Task goal –
Every entry in the listing is to be reproduced exactly.

─── Excerpted records ───

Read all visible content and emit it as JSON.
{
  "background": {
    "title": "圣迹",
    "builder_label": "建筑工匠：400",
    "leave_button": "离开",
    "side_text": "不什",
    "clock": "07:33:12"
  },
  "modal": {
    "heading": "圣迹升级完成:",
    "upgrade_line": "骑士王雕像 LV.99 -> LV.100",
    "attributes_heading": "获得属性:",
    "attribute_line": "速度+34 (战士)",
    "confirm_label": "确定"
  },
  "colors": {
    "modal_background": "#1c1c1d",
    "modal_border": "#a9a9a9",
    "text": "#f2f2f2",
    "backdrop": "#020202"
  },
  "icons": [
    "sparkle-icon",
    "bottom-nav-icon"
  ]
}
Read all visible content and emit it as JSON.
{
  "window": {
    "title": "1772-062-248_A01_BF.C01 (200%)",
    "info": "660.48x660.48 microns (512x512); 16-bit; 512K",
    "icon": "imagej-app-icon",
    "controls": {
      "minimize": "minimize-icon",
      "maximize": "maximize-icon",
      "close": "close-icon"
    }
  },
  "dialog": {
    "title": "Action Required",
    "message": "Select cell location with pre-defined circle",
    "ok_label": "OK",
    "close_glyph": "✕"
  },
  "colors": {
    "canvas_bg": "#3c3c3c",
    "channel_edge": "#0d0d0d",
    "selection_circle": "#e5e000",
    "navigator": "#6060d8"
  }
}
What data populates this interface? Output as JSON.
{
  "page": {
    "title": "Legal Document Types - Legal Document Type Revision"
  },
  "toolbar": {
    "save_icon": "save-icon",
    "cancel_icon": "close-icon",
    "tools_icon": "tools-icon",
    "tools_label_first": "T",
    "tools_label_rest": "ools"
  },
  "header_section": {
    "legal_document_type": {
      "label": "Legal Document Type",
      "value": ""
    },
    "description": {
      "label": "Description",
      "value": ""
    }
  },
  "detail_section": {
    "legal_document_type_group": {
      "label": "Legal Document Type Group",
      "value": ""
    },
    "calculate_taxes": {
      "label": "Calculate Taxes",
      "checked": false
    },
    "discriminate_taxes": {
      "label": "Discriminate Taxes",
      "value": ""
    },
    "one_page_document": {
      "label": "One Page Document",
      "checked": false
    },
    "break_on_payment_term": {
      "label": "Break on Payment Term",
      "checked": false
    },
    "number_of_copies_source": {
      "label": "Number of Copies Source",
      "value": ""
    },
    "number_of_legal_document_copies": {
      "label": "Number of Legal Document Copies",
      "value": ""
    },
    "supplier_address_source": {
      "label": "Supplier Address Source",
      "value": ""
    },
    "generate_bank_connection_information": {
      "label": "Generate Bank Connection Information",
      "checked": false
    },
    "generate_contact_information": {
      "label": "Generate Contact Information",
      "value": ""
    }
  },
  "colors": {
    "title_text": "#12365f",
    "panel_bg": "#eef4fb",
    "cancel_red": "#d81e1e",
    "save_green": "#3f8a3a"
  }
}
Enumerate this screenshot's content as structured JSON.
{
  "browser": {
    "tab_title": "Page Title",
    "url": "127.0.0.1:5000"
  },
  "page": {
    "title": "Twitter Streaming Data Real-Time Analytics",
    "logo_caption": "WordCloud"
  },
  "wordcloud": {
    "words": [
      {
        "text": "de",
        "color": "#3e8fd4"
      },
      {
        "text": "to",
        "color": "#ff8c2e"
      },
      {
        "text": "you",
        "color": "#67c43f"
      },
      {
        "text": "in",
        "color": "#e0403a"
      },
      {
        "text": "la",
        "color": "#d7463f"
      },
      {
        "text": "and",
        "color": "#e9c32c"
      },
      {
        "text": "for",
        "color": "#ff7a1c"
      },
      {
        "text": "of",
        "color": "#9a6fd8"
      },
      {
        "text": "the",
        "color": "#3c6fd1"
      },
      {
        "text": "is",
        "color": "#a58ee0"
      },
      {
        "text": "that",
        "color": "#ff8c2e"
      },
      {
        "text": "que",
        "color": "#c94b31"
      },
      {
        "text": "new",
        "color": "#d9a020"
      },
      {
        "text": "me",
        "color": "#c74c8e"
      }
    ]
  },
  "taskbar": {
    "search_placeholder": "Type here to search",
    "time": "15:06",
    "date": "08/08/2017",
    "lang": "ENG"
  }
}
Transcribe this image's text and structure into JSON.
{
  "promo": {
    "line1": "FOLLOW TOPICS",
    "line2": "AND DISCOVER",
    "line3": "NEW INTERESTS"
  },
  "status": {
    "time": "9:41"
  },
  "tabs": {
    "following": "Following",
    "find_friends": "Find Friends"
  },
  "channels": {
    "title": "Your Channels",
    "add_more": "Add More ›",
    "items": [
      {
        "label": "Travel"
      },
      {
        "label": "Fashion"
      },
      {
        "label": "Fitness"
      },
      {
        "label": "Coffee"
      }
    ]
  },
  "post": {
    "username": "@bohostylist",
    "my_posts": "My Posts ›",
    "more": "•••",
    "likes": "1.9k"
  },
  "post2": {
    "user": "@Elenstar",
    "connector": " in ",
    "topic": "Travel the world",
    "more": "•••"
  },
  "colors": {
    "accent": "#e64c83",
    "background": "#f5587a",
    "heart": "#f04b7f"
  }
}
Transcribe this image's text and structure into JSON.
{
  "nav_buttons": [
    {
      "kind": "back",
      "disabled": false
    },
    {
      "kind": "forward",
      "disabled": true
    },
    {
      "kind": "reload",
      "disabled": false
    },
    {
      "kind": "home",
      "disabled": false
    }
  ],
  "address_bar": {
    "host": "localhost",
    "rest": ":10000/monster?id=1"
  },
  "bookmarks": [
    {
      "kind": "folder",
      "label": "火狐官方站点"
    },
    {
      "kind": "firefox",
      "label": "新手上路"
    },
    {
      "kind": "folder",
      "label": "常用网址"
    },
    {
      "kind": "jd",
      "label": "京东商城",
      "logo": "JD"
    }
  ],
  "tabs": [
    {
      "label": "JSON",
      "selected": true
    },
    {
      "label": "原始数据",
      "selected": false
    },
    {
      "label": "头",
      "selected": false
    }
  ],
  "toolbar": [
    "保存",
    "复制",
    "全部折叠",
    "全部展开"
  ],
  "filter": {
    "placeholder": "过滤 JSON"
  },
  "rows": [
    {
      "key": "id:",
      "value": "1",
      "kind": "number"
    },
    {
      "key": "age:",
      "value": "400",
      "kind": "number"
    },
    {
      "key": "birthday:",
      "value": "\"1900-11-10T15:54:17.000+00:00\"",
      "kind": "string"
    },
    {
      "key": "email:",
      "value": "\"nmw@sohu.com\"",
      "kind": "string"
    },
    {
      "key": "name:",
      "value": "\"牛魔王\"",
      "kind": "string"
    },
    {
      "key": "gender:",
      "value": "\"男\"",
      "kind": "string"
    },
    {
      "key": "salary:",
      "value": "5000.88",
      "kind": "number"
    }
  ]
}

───

Your response –
Read all visible content and emit it as JSON.
{
  "background": {
    "title": "圣迹",
    "builder_label": "建筑工匠：400",
    "leave_button": "离开",
    "side_text": "不什",
    "clock": "07:33:12"
  },
  "modal": {
    "heading": "圣迹升级完成:",
    "upgrade_line": "骑士王雕像 LV.99 -> LV.100",
    "attributes_heading": "获得属性:",
    "attribute_line": "速度+34 (战士)",
    "confirm_label": "确定"
  },
  "colors": {
    "modal_background": "#1c1c1d",
    "modal_border": "#a9a9a9",
    "text": "#f2f2f2",
    "backdrop": "#020202"
  },
  "icons": [
    "sparkle-icon",
    "bottom-nav-icon"
  ]
}
Read all visible content and emit it as JSON.
{
  "window": {
    "title": "1772-062-248_A01_BF.C01 (200%)",
    "info": "660.48x660.48 microns (512x512); 16-bit; 512K",
    "icon": "imagej-app-icon",
    "controls": {
      "minimize": "minimize-icon",
      "maximize": "maximize-icon",
      "close": "close-icon"
    }
  },
  "dialog": {
    "title": "Action Required",
    "message": "Select cell location with pre-defined circle",
    "ok_label": "OK",
    "close_glyph": "✕"
  },
  "colors": {
    "canvas_bg": "#3c3c3c",
    "channel_edge": "#0d0d0d",
    "selection_circle": "#e5e000",
    "navigator": "#6060d8"
  }
}
What data populates this interface? Output as JSON.
{
  "page": {
    "title": "Legal Document Types - Legal Document Type Revision"
  },
  "toolbar": {
    "save_icon": "save-icon",
    "cancel_icon": "close-icon",
    "tools_icon": "tools-icon",
    "tools_label_first": "T",
    "tools_label_rest": "ools"
  },
  "header_section": {
    "legal_document_type": {
      "label": "Legal Document Type",
      "value": ""
    },
    "description": {
      "label": "Description",
      "value": ""
    }
  },
  "detail_section": {
    "legal_document_type_group": {
      "label": "Legal Document Type Group",
      "value": ""
    },
    "calculate_taxes": {
      "label": "Calculate Taxes",
      "checked": false
    },
    "discriminate_taxes": {
      "label": "Discriminate Taxes",
      "value": ""
    },
    "one_page_document": {
      "label": "One Page Document",
      "checked": false
    },
    "break_on_payment_term": {
      "label": "Break on Payment Term",
      "checked": false
    },
    "number_of_copies_source": {
      "label": "Number of Copies Source",
      "value": ""
    },
    "number_of_legal_document_copies": {
      "label": "Number of Legal Document Copies",
      "value": ""
    },
    "supplier_address_source": {
      "label": "Supplier Address Source",
      "value": ""
    },
    "generate_bank_connection_information": {
      "label": "Generate Bank Connection Information",
      "checked": false
    },
    "generate_contact_information": {
      "label": "Generate Contact Information",
      "value": ""
    }
  },
  "colors": {
    "title_text": "#12365f",
    "panel_bg": "#eef4fb",
    "cancel_red": "#d81e1e",
    "save_green": "#3f8a3a"
  }
}
Enumerate this screenshot's content as structured JSON.
{
  "browser": {
    "tab_title": "Page Title",
    "url": "127.0.0.1:5000"
  },
  "page": {
    "title": "Twitter Streaming Data Real-Time Analytics",
    "logo_caption": "WordCloud"
  },
  "wordcloud": {
    "words": [
      {
        "text": "de",
        "color": "#3e8fd4"
      },
      {
        "text": "to",
        "color": "#ff8c2e"
      },
      {
        "text": "you",
        "color": "#67c43f"
      },
      {
        "text": "in",
        "color": "#e0403a"
      },
      {
        "text": "la",
        "color": "#d7463f"
      },
      {
        "text": "and",
        "color": "#e9c32c"
      },
      {
        "text": "for",
        "color": "#ff7a1c"
      },
      {
        "text": "of",
        "color": "#9a6fd8"
      },
      {
        "text": "the",
        "color": "#3c6fd1"
      },
      {
        "text": "is",
        "color": "#a58ee0"
      },
      {
        "text": "that",
        "color": "#ff8c2e"
      },
      {
        "text": "que",
        "color": "#c94b31"
      },
      {
        "text": "new",
        "color": "#d9a020"
      },
      {
        "text": "me",
        "color": "#c74c8e"
      }
    ]
  },
  "taskbar": {
    "search_placeholder": "Type here to search",
    "time": "15:06",
    "date": "08/08/2017",
    "lang": "ENG"
  }
}
Transcribe this image's text and structure into JSON.
{
  "promo": {
    "line1": "FOLLOW TOPICS",
    "line2": "AND DISCOVER",
    "line3": "NEW INTERESTS"
  },
  "status": {
    "time": "9:41"
  },
  "tabs": {
    "following": "Following",
    "find_friends": "Find Friends"
  },
  "channels": {
    "title": "Your Channels",
    "add_more": "Add More ›",
    "items": [
      {
        "label": "Travel"
      },
      {
        "label": "Fashion"
      },
      {
        "label": "Fitness"
      },
      {
        "label": "Coffee"
      }
    ]
  },
  "post": {
    "username": "@bohostylist",
    "my_posts": "My Posts ›",
    "more": "•••",
    "likes": "1.9k"
  },
  "post2": {
    "user": "@Elenstar",
    "connector": " in ",
    "topic": "Travel the world",
    "more": "•••"
  },
  "colors": {
    "accent": "#e64c83",
    "background": "#f5587a",
    "heart": "#f04b7f"
  }
}
Transcribe this image's text and structure into JSON.
{
  "nav_buttons": [
    {
      "kind": "back",
      "disabled": false
    },
    {
      "kind": "forward",
      "disabled": true
    },
    {
      "kind": "reload",
      "disabled": false
    },
    {
      "kind": "home",
      "disabled": false
    }
  ],
  "address_bar": {
    "host": "localhost",
    "rest": ":10000/monster?id=1"
  },
  "bookmarks": [
    {
      "kind": "folder",
      "label": "火狐官方站点"
    },
    {
      "kind": "firefox",
      "label": "新手上路"
    },
    {
      "kind": "folder",
      "label": "常用网址"
    },
    {
      "kind": "jd",
      "label": "京东商城",
      "logo": "JD"
    }
  ],
  "tabs": [
    {
      "label": "JSON",
      "selected": true
    },
    {
      "label": "原始数据",
      "selected": false
    },
    {
      "label": "头",
      "selected": false
    }
  ],
  "toolbar": [
    "保存",
    "复制",
    "全部折叠",
    "全部展开"
  ],
  "filter": {
    "placeholder": "过滤 JSON"
  },
  "rows": [
    {
      "key": "id:",
      "value": "1",
      "kind": "number"
    },
    {
      "key": "age:",
      "value": "400",
      "kind": "number"
    },
    {
      "key": "birthday:",
      "value": "\"1900-11-10T15:54:17.000+00:00\"",
      "kind": "string"
    },
    {
      "key": "email:",
      "value": "\"nmw@sohu.com\"",
      "kind": "string"
    },
    {
      "key": "name:",
      "value": "\"牛魔王\"",
      "kind": "string"
    },
    {
      "key": "gender:",
      "value": "\"男\"",
      "kind": "string"
    },
    {
      "key": "salary:",
      "value": "5000.88",
      "kind": "number"
    }
  ]
}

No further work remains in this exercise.